All of the data below must be reproduced word for word, but without its images.
- - - -
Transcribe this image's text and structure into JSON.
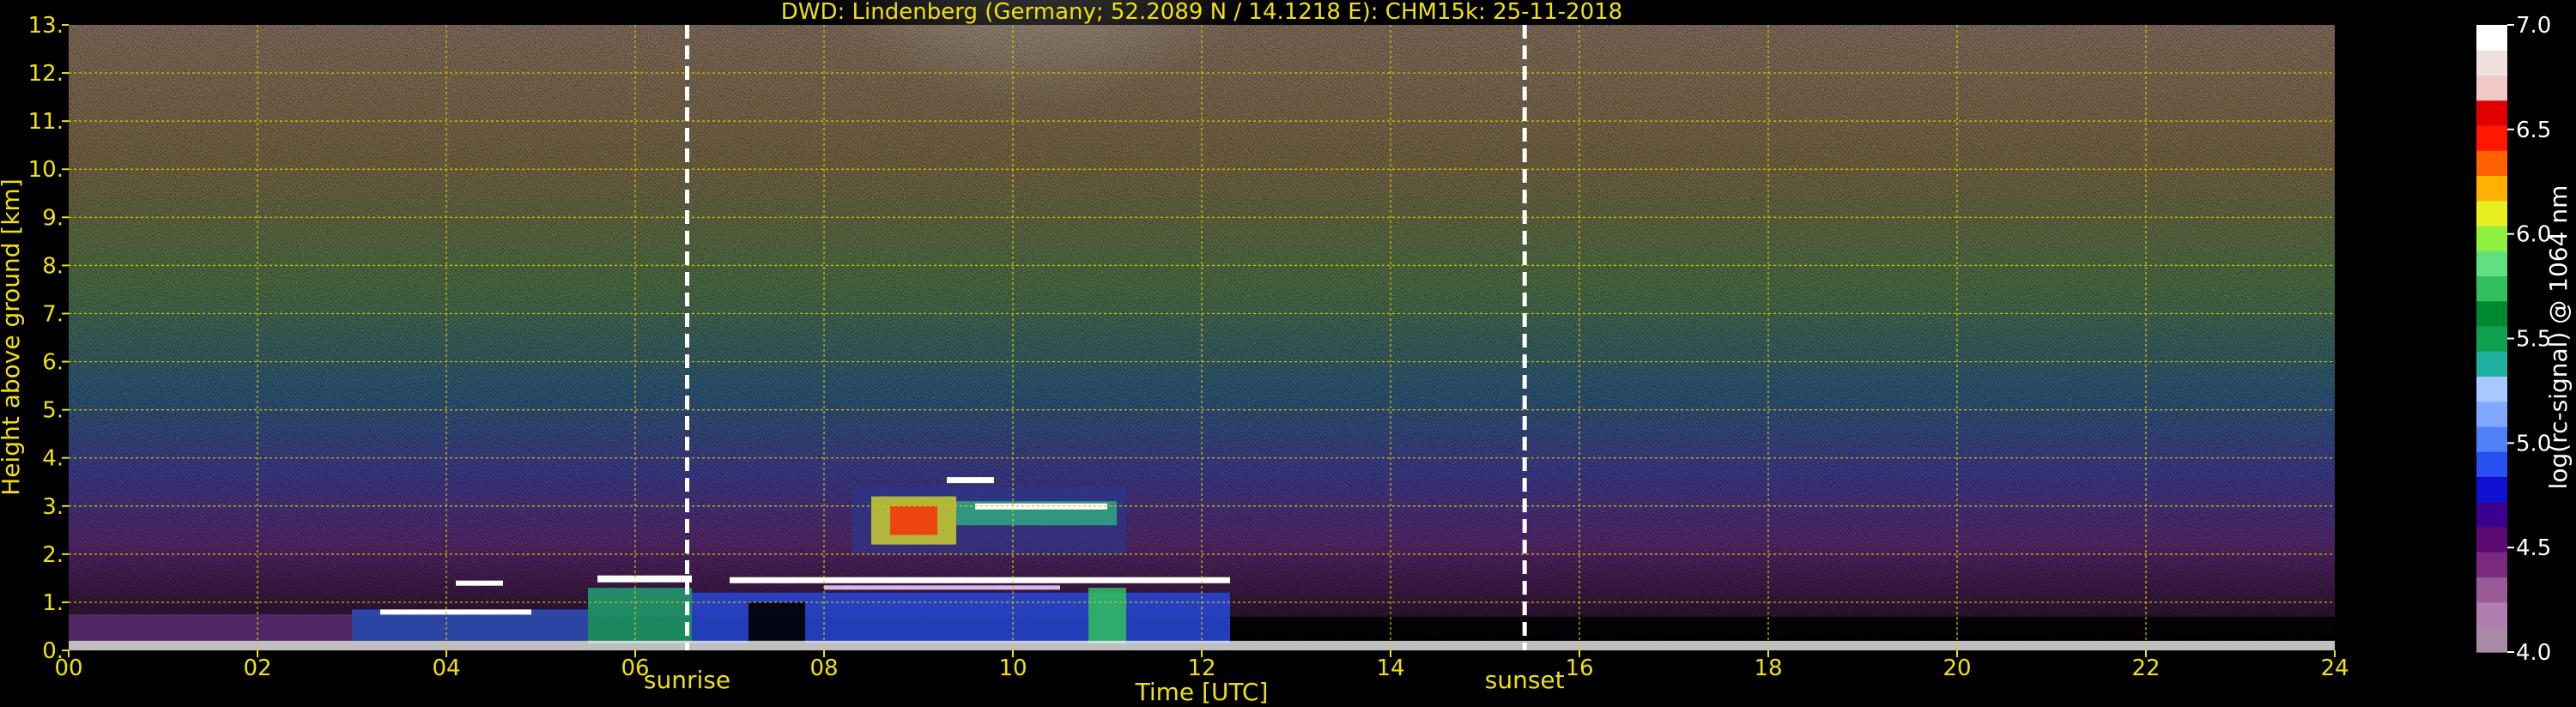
{
  "chart_data": {
    "type": "heatmap",
    "title": "DWD: Lindenberg (Germany; 52.2089 N / 14.1218 E):     CHM15k: 25-11-2018",
    "xlabel": "Time [UTC]",
    "ylabel": "Height above ground [km]",
    "xlim": [
      0,
      24
    ],
    "ylim": [
      0,
      13
    ],
    "x_ticks": [
      "00",
      "02",
      "04",
      "06",
      "08",
      "10",
      "12",
      "14",
      "16",
      "18",
      "20",
      "22",
      "24"
    ],
    "y_ticks": [
      "0.",
      "1.",
      "2.",
      "3.",
      "4.",
      "5.",
      "6.",
      "7.",
      "8.",
      "9.",
      "10.",
      "11.",
      "12.",
      "13."
    ],
    "grid": true,
    "annotations": [
      {
        "label": "sunrise",
        "x": 6.55
      },
      {
        "label": "sunset",
        "x": 15.42
      }
    ],
    "colorbar": {
      "label": "log(rc-signal) @ 1064 nm",
      "range": [
        4.0,
        7.0
      ],
      "ticks": [
        "4.0",
        "4.5",
        "5.0",
        "5.5",
        "6.0",
        "6.5",
        "7.0"
      ],
      "colors": [
        "#a88aa6",
        "#b07db0",
        "#9a5a98",
        "#7a2a80",
        "#5a0a70",
        "#3a0090",
        "#1010d0",
        "#2850f0",
        "#5080f8",
        "#80a8ff",
        "#a8c8ff",
        "#20b0a0",
        "#10a050",
        "#008a30",
        "#30c060",
        "#60e080",
        "#90f040",
        "#e8f020",
        "#ffb000",
        "#ff6000",
        "#ff1800",
        "#e00000",
        "#f0c8c8",
        "#f0e0e0",
        "#ffffff"
      ]
    },
    "features": [
      {
        "type": "cloud_layer",
        "x": [
          6.6,
          12.3
        ],
        "y": 1.45
      },
      {
        "type": "cloud_layer",
        "x": [
          8.3,
          11.2
        ],
        "y": 3.0
      },
      {
        "type": "boundary_layer",
        "x": [
          0,
          12.3
        ],
        "y": [
          0.2,
          1.4
        ]
      },
      {
        "type": "ground_return",
        "x": [
          0,
          24
        ],
        "y": [
          0.05,
          0.25
        ]
      }
    ]
  },
  "colors": {
    "text": "#f0e010",
    "grid": "#d8c800",
    "background": "#000000",
    "colorbar_text": "#ffffff",
    "marker_line": "#ffffff"
  }
}
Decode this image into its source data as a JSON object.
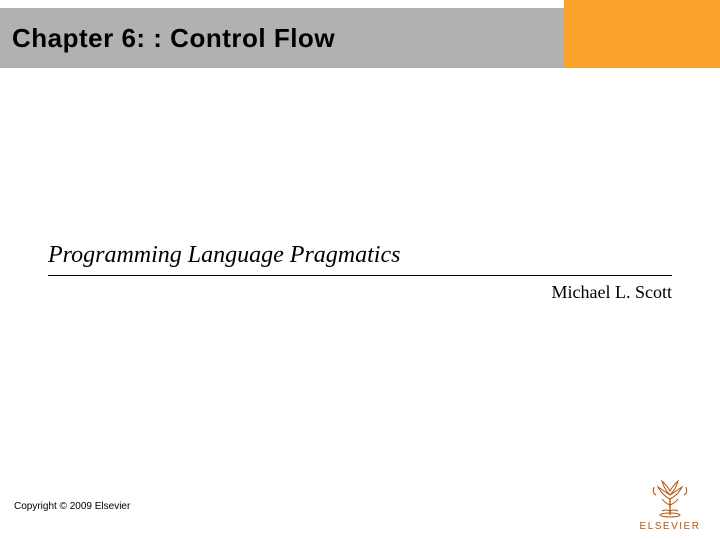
{
  "header": {
    "title": "Chapter 6: : Control Flow"
  },
  "subtitle": "Programming Language Pragmatics",
  "author": "Michael L. Scott",
  "copyright": "Copyright © 2009 Elsevier",
  "publisher_logo": {
    "name": "ELSEVIER"
  },
  "colors": {
    "title_bar": "#b1b1b1",
    "accent_block": "#f9a32a",
    "logo_text": "#b6540e"
  }
}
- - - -
- Task response:
Transcribe this image's text and structure into JSON.
{
  "chart_data": {
    "type": "heatmap",
    "title": "DWD: Lindenberg (Germany; 52.2089 N / 14.1218 E):     CHM15k: 25-11-2018",
    "xlabel": "Time [UTC]",
    "ylabel": "Height above ground [km]",
    "xlim": [
      0,
      24
    ],
    "ylim": [
      0,
      13
    ],
    "x_ticks": [
      "00",
      "02",
      "04",
      "06",
      "08",
      "10",
      "12",
      "14",
      "16",
      "18",
      "20",
      "22",
      "24"
    ],
    "y_ticks": [
      "0.",
      "1.",
      "2.",
      "3.",
      "4.",
      "5.",
      "6.",
      "7.",
      "8.",
      "9.",
      "10.",
      "11.",
      "12.",
      "13."
    ],
    "grid": true,
    "annotations": [
      {
        "label": "sunrise",
        "x": 6.55
      },
      {
        "label": "sunset",
        "x": 15.42
      }
    ],
    "colorbar": {
      "label": "log(rc-signal) @ 1064 nm",
      "range": [
        4.0,
        7.0
      ],
      "ticks": [
        "4.0",
        "4.5",
        "5.0",
        "5.5",
        "6.0",
        "6.5",
        "7.0"
      ],
      "colors": [
        "#a88aa6",
        "#b07db0",
        "#9a5a98",
        "#7a2a80",
        "#5a0a70",
        "#3a0090",
        "#1010d0",
        "#2850f0",
        "#5080f8",
        "#80a8ff",
        "#a8c8ff",
        "#20b0a0",
        "#10a050",
        "#008a30",
        "#30c060",
        "#60e080",
        "#90f040",
        "#e8f020",
        "#ffb000",
        "#ff6000",
        "#ff1800",
        "#e00000",
        "#f0c8c8",
        "#f0e0e0",
        "#ffffff"
      ]
    },
    "features": [
      {
        "type": "cloud_layer",
        "x": [
          6.6,
          12.3
        ],
        "y": 1.45
      },
      {
        "type": "cloud_layer",
        "x": [
          8.3,
          11.2
        ],
        "y": 3.0
      },
      {
        "type": "boundary_layer",
        "x": [
          0,
          12.3
        ],
        "y": [
          0.2,
          1.4
        ]
      },
      {
        "type": "ground_return",
        "x": [
          0,
          24
        ],
        "y": [
          0.05,
          0.25
        ]
      }
    ]
  },
  "colors": {
    "text": "#f0e010",
    "grid": "#d8c800",
    "background": "#000000",
    "colorbar_text": "#ffffff",
    "marker_line": "#ffffff"
  }
}
Decode this image into its source data as a JSON object.
{
  "header": {
    "title": "Chapter 6: : Control Flow"
  },
  "subtitle": "Programming Language Pragmatics",
  "author": "Michael L. Scott",
  "copyright": "Copyright © 2009 Elsevier",
  "publisher_logo": {
    "name": "ELSEVIER"
  },
  "colors": {
    "title_bar": "#b1b1b1",
    "accent_block": "#f9a32a",
    "logo_text": "#b6540e"
  }
}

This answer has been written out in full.